Vegetation is one of the key indicators of site characteristics, which along with landscape and soils, make up the three components of assessment required for Reclamation Certificate Application.  Assessment of native vegetation both on and off site provides a great deal of information about geography, climate, landscape position, soils, drainage, moisture and nutrients on a location.

The majority of our reclamation work is conducted in the Boreal Forest Natural Region of Alberta. Below you will find an introduction to some of the most common plant communities and forest plant species found in the Boreal Forest. We have simplified the descriptions and used plain language wherever possible with the intention of making the information accessible to people of all walks of life, not just botanists. Our hope is that putting a name and a face to the plants in our natural surroundings will inspire stewardship.

Plant community and species information is far more complex than we have presented here.

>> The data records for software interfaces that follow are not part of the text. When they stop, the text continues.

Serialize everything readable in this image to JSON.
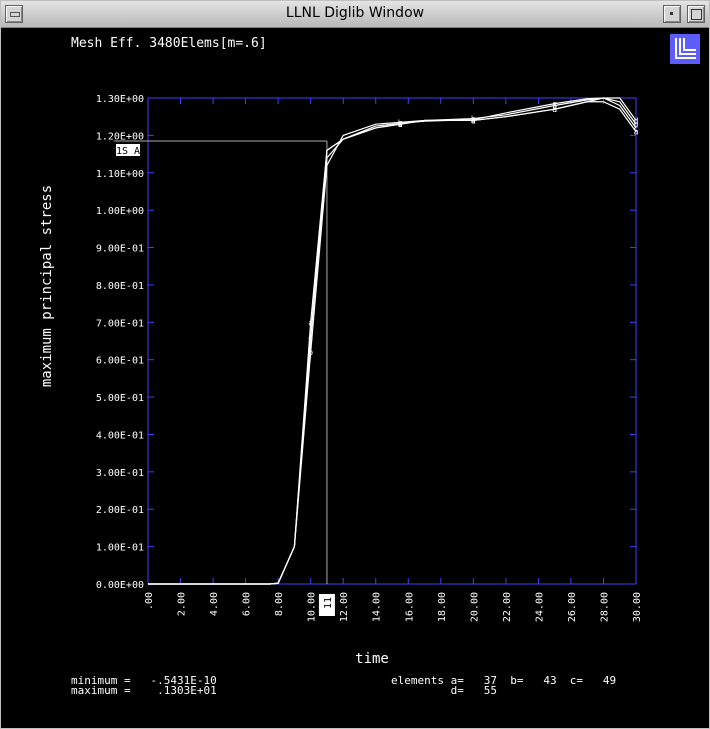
{
  "window": {
    "title": "LLNL Diglib Window"
  },
  "chart_data": {
    "type": "line",
    "title": "Mesh Eff. 3480Elems[m=.6]",
    "xlabel": "time",
    "ylabel": "maximum principal stress",
    "xlim": [
      0,
      30
    ],
    "ylim": [
      0,
      1.3
    ],
    "x_ticks": [
      0,
      2,
      4,
      6,
      8,
      10,
      12,
      14,
      16,
      18,
      20,
      22,
      24,
      26,
      28,
      30
    ],
    "x_tick_labels": [
      ".00",
      "2.00",
      "4.00",
      "6.00",
      "8.00",
      "10.00",
      "12.00",
      "14.00",
      "16.00",
      "18.00",
      "20.00",
      "22.00",
      "24.00",
      "26.00",
      "28.00",
      "30.00"
    ],
    "y_ticks": [
      0,
      0.1,
      0.2,
      0.3,
      0.4,
      0.5,
      0.6,
      0.7,
      0.8,
      0.9,
      1.0,
      1.1,
      1.2,
      1.3
    ],
    "y_tick_labels": [
      "0.00E+00",
      "1.00E-01",
      "2.00E-01",
      "3.00E-01",
      "4.00E-01",
      "5.00E-01",
      "6.00E-01",
      "7.00E-01",
      "8.00E-01",
      "9.00E-01",
      "1.00E+00",
      "1.10E+00",
      "1.20E+00",
      "1.30E+00"
    ],
    "series": [
      {
        "name": "a",
        "x": [
          0,
          7.5,
          8,
          9,
          10,
          11,
          12,
          14,
          15.5,
          17,
          20,
          22,
          25,
          27,
          28,
          29,
          30
        ],
        "y": [
          0,
          0,
          0.002,
          0.1,
          0.7,
          1.16,
          1.19,
          1.22,
          1.23,
          1.24,
          1.24,
          1.25,
          1.27,
          1.29,
          1.29,
          1.27,
          1.21
        ]
      },
      {
        "name": "b",
        "x": [
          0,
          7.5,
          8,
          9,
          10,
          11,
          12,
          14,
          15.5,
          17,
          20,
          22,
          25,
          27,
          28,
          29,
          30
        ],
        "y": [
          0,
          0,
          0.002,
          0.1,
          0.62,
          1.12,
          1.2,
          1.23,
          1.235,
          1.24,
          1.245,
          1.255,
          1.28,
          1.295,
          1.3,
          1.29,
          1.23
        ]
      },
      {
        "name": "c",
        "x": [
          0,
          7.5,
          8,
          9,
          10,
          11,
          12,
          14,
          15.5,
          17,
          20,
          22,
          25,
          27,
          28,
          29,
          30
        ],
        "y": [
          0,
          0,
          0.002,
          0.1,
          0.66,
          1.14,
          1.19,
          1.225,
          1.232,
          1.238,
          1.242,
          1.26,
          1.285,
          1.298,
          1.3,
          1.28,
          1.22
        ]
      },
      {
        "name": "d",
        "x": [
          0,
          7.5,
          8,
          9,
          10,
          11,
          12,
          14,
          15.5,
          17,
          20,
          22,
          25,
          27,
          28,
          29,
          30
        ],
        "y": [
          0,
          0,
          0.002,
          0.1,
          0.66,
          1.16,
          1.19,
          1.22,
          1.23,
          1.24,
          1.24,
          1.25,
          1.27,
          1.29,
          1.3,
          1.3,
          1.24
        ]
      }
    ],
    "cursor": {
      "x": 11,
      "y": 1.185,
      "x_label": "11",
      "y_label": "1S A"
    },
    "colors": {
      "background": "#000000",
      "frame": "#4040ff",
      "lines": "#ffffff",
      "logo": "#5d5dff"
    }
  },
  "footer": {
    "minimum_line": "minimum =   -.5431E-10",
    "maximum_line": "maximum =    .1303E+01",
    "elements_line1": "elements a=   37  b=   43  c=   49",
    "elements_line2": "         d=   55"
  }
}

If you are interested in more detailed information we would recommend you review the following resources upon which our simplified overview is based:

Field Guide to Ecosites of Northern Alberta, J.D.  Beckingham and J.H. Archibald, 1996. Canadian Forest Service.

Flora of Alberta, E.H. Moss 1983. Revised by J.G. Packer.

Plants of the Western Boreal Forest and Aspen Parkland, Andy MacKinnon, Derek Johnson, Linda J. Kershaw. Lone Pine Publishing.


Forest Plants



14511-82 Ave

Edmonton AB

T5R 3R7